Problem details:
In the entries that follow, find the word "iconType" and report each line it is on.

___

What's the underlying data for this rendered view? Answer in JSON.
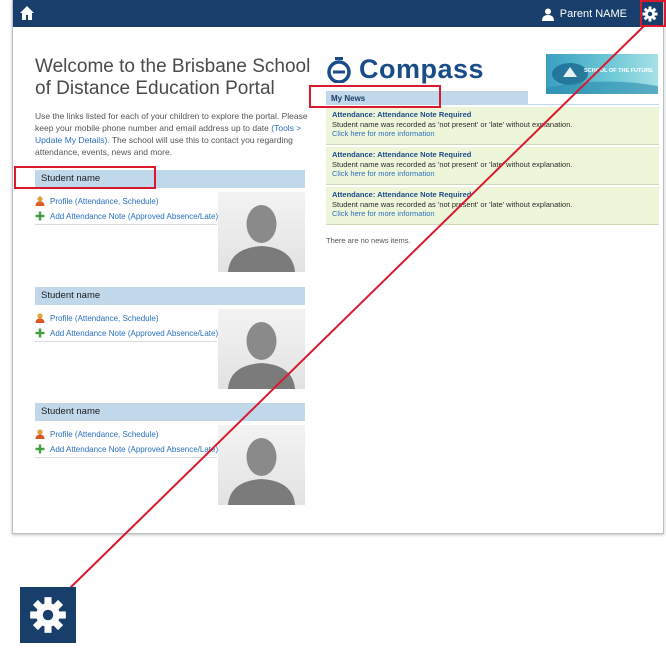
{
  "topbar": {
    "user_name": "Parent NAME"
  },
  "welcome": {
    "title": "Welcome to the Brisbane School of Distance Education Portal",
    "intro_1": "Use the links listed for each of your children to explore the portal. Please keep your mobile phone number and email address up to date ",
    "intro_link": "(Tools > Update My Details)",
    "intro_2": ". The school will use this to contact you regarding attendance, events, news and more."
  },
  "students": [
    {
      "name": "Student name",
      "links": [
        "Profile (Attendance, Schedule)",
        "Add Attendance Note (Approved Absence/Late)"
      ]
    },
    {
      "name": "Student name",
      "links": [
        "Profile (Attendance, Schedule)",
        "Add Attendance Note (Approved Absence/Late)"
      ]
    },
    {
      "name": "Student name",
      "links": [
        "Profile (Attendance, Schedule)",
        "Add Attendance Note (Approved Absence/Late)"
      ]
    }
  ],
  "branding": {
    "compass_name": "Compass",
    "banner_text": "SCHOOL OF THE FUTURE"
  },
  "news": {
    "tab_label": "My News",
    "items": [
      {
        "title": "Attendance: Attendance Note Required",
        "body": "Student name was recorded as 'not present' or 'late' without explanation.",
        "link": "Click here for more information"
      },
      {
        "title": "Attendance: Attendance Note Required",
        "body": "Student name was recorded as 'not present' or 'late' without explanation.",
        "link": "Click here for more information"
      },
      {
        "title": "Attendance: Attendance Note Required",
        "body": "Student name was recorded as 'not present' or 'late' without explanation.",
        "link": "Click here for more information"
      }
    ],
    "empty_text": "There are no news items."
  },
  "icons": {
    "home": "home-icon",
    "user": "user-icon",
    "settings": "gear-icon",
    "profile": "profile-icon",
    "add": "plus-icon"
  },
  "colors": {
    "topbar": "#183f6b",
    "section_header": "#c1d7ea",
    "news_bg": "#eef6d9",
    "link": "#2a6fbf",
    "annotation": "#d8192e"
  }
}
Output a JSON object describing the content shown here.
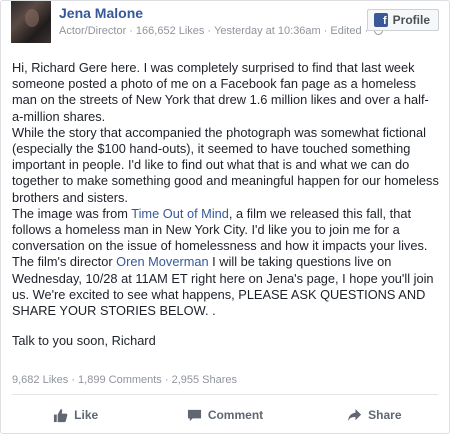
{
  "post": {
    "author": "Jena Malone",
    "role": "Actor/Director",
    "likes": "166,652 Likes",
    "time": "Yesterday at 10:36am",
    "edited": "Edited",
    "profile_label": "Profile",
    "paragraph1": "Hi, Richard Gere here. I was completely surprised to find that last week someone posted a photo of me on a Facebook fan page as a homeless man on the streets of New York that drew 1.6 million likes and over a half-a-million shares.",
    "paragraph2": "While the story that accompanied the photograph was somewhat fictional (especially the $100 hand-outs), it seemed to have touched something important in people. I'd like to find out what that is and what we can do together to make something good and meaningful happen for our homeless brothers and sisters.",
    "paragraph3_a": "The image was from ",
    "paragraph3_link": "Time Out of Mind",
    "paragraph3_b": ", a film we released this fall, that follows a homeless man in New York City. I'd like you to join me for a conversation on the issue of homelessness and how it impacts your lives.",
    "paragraph4_a": "The film's director ",
    "paragraph4_link": "Oren Moverman",
    "paragraph4_b": " I will be taking questions live on Wednesday, 10/28 at 11AM ET right here on Jena's page, I hope you'll join us. We're excited to see what happens, PLEASE ASK QUESTIONS AND SHARE YOUR STORIES BELOW. .",
    "closing": "Talk to you soon, Richard"
  },
  "stats": {
    "likes": "9,682 Likes",
    "comments": "1,899 Comments",
    "shares": "2,955 Shares"
  },
  "actions": {
    "like": "Like",
    "comment": "Comment",
    "share": "Share"
  },
  "icons": [
    "facebook-icon",
    "globe-icon",
    "thumbs-up-icon",
    "comment-icon",
    "share-icon"
  ],
  "colors": {
    "link": "#365899",
    "muted": "#90949c",
    "brand": "#3b5998"
  }
}
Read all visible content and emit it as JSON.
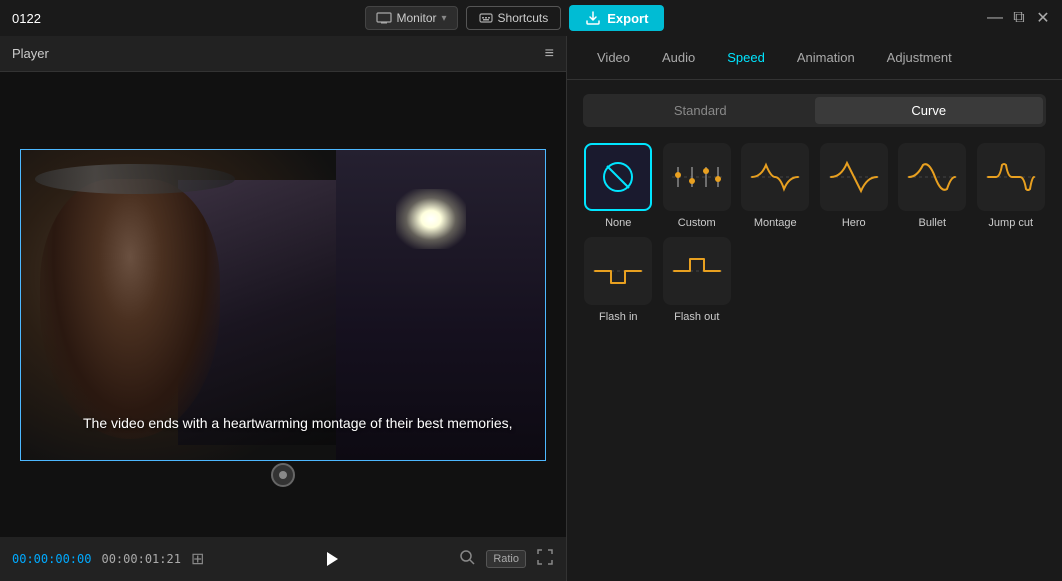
{
  "titleBar": {
    "appTitle": "0122",
    "monitorLabel": "Monitor",
    "shortcutsLabel": "Shortcuts",
    "exportLabel": "Export",
    "winBtnMinimize": "—",
    "winBtnRestore": "⧉",
    "winBtnClose": "✕"
  },
  "player": {
    "title": "Player",
    "menuIcon": "≡",
    "subtitle": "The video ends with a heartwarming montage of their best memories,",
    "timeCurrentLabel": "00:00:00:00",
    "timeTotalLabel": "00:00:01:21",
    "ratioLabel": "Ratio"
  },
  "rightPanel": {
    "tabs": [
      {
        "id": "video",
        "label": "Video"
      },
      {
        "id": "audio",
        "label": "Audio"
      },
      {
        "id": "speed",
        "label": "Speed"
      },
      {
        "id": "animation",
        "label": "Animation"
      },
      {
        "id": "adjustment",
        "label": "Adjustment"
      }
    ],
    "activeTab": "speed",
    "speedPanel": {
      "modes": [
        {
          "id": "standard",
          "label": "Standard"
        },
        {
          "id": "curve",
          "label": "Curve"
        }
      ],
      "activeMode": "curve",
      "presets": [
        {
          "id": "none",
          "label": "None",
          "selected": true,
          "iconType": "none"
        },
        {
          "id": "custom",
          "label": "Custom",
          "selected": false,
          "iconType": "custom"
        },
        {
          "id": "montage",
          "label": "Montage",
          "selected": false,
          "iconType": "montage"
        },
        {
          "id": "hero",
          "label": "Hero",
          "selected": false,
          "iconType": "hero"
        },
        {
          "id": "bullet",
          "label": "Bullet",
          "selected": false,
          "iconType": "bullet"
        },
        {
          "id": "jumpcut",
          "label": "Jump cut",
          "selected": false,
          "iconType": "jumpcut"
        },
        {
          "id": "flashin",
          "label": "Flash in",
          "selected": false,
          "iconType": "flashin"
        },
        {
          "id": "flashout",
          "label": "Flash out",
          "selected": false,
          "iconType": "flashout"
        }
      ]
    }
  }
}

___

Result:
          "iconType": "none"
          "iconType": "custom"
          "iconType": "montage"
          "iconType": "hero"
          "iconType": "bullet"
          "iconType": "jumpcut"
          "iconType": "flashin"
          "iconType": "flashout"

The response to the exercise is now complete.